In 2012, Fry presented his plan for cutting gasoline use and the accident death rate (30K per year in the USA alone) in half (while saving money) to the Massachusetts Department of Transportation, the US House of Representatives, and the United Nations. Their disregard for this plan and the subsequent deaths of 200K+ people in auto accidents in the USA since, exposes these organizations' disregard for your life. This state of affairs provided motivation for this book.
Henry Lieberman has been a manufacturer of fine intellectual property for the last 40 years. He is Research Scientist at the MIT Computer Science and Artificial Intelligence Lab (CSAIL), and has been Principal Research Scientist at the MIT Media Lab, running the Software Agents Group.

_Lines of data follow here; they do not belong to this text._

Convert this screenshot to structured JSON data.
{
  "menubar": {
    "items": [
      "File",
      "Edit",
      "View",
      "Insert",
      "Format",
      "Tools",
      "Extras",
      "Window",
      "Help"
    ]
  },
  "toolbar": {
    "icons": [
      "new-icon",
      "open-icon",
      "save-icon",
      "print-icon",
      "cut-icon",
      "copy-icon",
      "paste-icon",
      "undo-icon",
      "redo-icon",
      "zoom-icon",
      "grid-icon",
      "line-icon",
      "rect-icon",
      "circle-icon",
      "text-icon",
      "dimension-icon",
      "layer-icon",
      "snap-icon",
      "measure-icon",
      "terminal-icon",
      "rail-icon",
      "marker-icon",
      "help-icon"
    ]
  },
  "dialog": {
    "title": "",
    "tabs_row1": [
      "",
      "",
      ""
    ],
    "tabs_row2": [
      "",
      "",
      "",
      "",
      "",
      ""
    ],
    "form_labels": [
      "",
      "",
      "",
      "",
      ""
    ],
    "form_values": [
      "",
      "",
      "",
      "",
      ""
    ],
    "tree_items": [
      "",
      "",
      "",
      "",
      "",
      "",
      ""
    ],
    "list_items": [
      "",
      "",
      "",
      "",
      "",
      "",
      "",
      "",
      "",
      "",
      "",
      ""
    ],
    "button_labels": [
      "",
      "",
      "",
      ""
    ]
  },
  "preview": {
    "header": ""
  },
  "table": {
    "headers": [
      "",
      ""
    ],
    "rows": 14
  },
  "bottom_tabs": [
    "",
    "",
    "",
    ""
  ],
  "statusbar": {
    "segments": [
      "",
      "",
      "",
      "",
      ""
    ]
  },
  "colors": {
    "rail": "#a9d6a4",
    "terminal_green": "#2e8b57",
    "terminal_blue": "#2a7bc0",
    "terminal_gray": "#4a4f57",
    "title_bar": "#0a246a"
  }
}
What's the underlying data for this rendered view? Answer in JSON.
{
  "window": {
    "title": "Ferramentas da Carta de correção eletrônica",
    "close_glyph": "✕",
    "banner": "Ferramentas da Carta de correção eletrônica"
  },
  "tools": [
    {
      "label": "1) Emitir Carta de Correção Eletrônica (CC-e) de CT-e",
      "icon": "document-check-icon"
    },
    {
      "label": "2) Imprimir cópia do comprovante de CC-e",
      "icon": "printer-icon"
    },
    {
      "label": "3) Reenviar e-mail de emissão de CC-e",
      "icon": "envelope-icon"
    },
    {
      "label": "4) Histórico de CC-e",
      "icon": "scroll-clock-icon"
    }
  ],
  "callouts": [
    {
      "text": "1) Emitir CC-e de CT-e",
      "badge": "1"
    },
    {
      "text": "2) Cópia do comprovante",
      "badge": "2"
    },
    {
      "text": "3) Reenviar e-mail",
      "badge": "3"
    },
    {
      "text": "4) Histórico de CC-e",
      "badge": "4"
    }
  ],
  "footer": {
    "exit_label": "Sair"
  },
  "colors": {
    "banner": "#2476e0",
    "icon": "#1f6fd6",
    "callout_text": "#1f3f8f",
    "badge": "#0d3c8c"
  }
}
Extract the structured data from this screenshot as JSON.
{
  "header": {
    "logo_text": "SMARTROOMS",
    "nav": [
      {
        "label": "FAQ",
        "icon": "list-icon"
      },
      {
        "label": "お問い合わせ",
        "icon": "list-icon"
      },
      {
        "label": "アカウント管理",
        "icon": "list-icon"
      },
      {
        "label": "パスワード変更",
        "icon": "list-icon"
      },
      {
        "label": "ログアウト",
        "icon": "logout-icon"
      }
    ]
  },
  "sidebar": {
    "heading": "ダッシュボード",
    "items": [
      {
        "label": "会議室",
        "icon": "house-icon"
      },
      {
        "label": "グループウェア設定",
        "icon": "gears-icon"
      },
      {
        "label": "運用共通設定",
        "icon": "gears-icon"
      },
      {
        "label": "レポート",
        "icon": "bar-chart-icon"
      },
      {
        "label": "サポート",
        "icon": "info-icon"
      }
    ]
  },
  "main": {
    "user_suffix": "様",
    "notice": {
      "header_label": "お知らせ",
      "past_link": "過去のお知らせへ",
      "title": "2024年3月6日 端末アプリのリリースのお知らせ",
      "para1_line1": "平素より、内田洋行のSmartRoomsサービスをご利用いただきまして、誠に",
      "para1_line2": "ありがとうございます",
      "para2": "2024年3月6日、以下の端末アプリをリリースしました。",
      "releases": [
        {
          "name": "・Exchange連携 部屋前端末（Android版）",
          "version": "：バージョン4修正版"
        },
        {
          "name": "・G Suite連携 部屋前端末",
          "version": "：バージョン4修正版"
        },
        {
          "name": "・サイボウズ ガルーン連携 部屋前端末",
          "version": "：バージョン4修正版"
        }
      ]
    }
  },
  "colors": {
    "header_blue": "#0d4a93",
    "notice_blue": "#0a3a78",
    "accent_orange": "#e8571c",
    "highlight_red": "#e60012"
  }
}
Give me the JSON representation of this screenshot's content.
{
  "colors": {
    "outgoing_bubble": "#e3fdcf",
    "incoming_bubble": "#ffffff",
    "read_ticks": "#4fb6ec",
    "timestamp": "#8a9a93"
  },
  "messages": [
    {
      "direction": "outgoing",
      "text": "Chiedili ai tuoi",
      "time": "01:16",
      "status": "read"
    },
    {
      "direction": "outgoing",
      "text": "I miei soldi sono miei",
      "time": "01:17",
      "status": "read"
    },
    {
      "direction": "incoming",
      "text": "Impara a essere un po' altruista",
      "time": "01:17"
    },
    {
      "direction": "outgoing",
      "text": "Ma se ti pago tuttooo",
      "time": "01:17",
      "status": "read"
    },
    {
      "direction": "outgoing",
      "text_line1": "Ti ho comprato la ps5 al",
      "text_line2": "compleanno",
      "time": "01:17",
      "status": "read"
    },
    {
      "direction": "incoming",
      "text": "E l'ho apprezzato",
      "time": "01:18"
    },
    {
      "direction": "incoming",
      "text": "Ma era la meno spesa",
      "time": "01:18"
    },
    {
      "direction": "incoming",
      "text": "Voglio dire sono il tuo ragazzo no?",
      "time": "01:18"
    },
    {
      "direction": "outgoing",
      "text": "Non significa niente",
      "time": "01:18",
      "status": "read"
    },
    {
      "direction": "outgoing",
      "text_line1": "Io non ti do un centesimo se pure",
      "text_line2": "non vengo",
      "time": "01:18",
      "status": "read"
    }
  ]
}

He is trying to make computers less stupid and frustrating than they are now, through the fields of Artificial Intelligence (AI) and Human-Computer Interaction (HCI). He has contributed to information overload by authoring more than 120 scientific papers and three books (before this one).
He has a BS in mathematics from MIT and an HDR (PhD-equivalent) from the University of Paris (Sorbonne), where he was also a Visiting Professor. He has long collaborated with Fry on programming environments, debugging, AI, and several startups.